“The first shipment has just arrived at Mumbai port. And there are many metric tonnes more to come!” When Kenya’s deputy high commissioner to India Irene Olio said those words and cut a celebratory cake this week, she was referring not to some major or strategic trade launch, but the arrival of the first batch of avocados to India from the African country.
But don’t rule out this fruit so easily. Billed ‘the green gold,’, the avocado is now the most exported fruit in the world. Considering its sky-rocketing popularity, the export and import of avocado has become a high stakes, big bucks trade bonanza that has garnered the attention of countries as well as agro export-import businesses in India and around the world.
It isn’t hard to figure out why. It is perhaps the most trending imported fruit in the country in recent years, with enthusiasm emanating as much from fitness enthusiasts as much as from urban professionals looking for cleaner and more ‘benefiting’ health food alternatives. With consumption and popularity going up, it is no longer an exotic fruit, and regularly pops up in restaurant menus and diet plans.
While there is a small amount of avocados cultivated within the country, most of the avocados you may find in supermarket aisles or on e-grocers are imported. Major importers include South American countries, which is literally the home of this fruit (though historically it is the Spanish invaders who first planted it there) as well as the Netherlands.
All this means avocado remains a high-end premium product in India. That could change with Kenya, the top avocado producer in Africa, entering the fray. While one piece of avocado could cost as much as Rs 100, the arrival of the Kenyan variant could bring the prices down. In fact, the Kenyans had to go through eight years of nifty negotiations before India allowed imports this August, with the first shipment coming in on Wednesday.

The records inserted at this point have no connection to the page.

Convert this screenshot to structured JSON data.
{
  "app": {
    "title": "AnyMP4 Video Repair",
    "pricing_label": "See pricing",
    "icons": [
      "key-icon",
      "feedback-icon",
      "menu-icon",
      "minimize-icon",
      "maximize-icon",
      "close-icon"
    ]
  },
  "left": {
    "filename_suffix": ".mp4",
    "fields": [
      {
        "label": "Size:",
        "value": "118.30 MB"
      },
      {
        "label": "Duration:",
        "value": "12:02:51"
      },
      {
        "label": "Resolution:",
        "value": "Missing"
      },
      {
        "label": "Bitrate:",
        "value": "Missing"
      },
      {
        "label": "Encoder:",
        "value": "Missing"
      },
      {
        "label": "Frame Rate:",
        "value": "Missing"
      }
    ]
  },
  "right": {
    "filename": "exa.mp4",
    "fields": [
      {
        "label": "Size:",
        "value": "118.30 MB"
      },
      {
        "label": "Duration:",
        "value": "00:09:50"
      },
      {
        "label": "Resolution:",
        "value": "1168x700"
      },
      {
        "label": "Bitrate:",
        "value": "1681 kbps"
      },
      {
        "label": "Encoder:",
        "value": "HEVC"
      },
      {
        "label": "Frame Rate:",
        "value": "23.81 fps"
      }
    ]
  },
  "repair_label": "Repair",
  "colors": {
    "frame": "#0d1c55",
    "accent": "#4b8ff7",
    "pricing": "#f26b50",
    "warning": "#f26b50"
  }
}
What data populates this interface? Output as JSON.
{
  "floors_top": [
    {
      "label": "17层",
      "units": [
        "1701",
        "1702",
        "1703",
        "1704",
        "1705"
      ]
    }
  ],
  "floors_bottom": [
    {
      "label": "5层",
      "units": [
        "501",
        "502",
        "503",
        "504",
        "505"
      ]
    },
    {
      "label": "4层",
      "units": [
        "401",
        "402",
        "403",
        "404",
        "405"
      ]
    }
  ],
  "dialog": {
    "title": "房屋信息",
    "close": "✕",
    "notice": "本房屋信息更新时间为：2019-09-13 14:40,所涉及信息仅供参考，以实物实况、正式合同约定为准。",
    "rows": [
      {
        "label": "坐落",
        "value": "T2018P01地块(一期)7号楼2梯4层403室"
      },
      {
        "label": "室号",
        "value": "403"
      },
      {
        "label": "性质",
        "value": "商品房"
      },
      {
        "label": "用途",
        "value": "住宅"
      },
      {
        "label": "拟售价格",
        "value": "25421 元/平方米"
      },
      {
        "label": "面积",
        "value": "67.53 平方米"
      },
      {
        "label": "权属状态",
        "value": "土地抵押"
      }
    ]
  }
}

And waiting in the wings are other major avocado producers, like Australia. Armed with the recent free trade treaty, the Aussies have already sent trial shipments this summer, and are waiting for the final word from the Indian government. “Full access (for Australian avocados) will be granted if these shipments meet India’s import requirements,” says an official note by Australia’s trade department, which has already called on interested avocado exporters in the country to contact Avocados Australia and await further announcements.
“Avocado consumption is on the rise in India due to its health benefits, but availability remains limited,” said Umesh Kamble of the business chamber ASSOCHAM, adding that avocados could get even more popular once more avocado-based products and menus tailored to the Indian palate and consumer preference become available.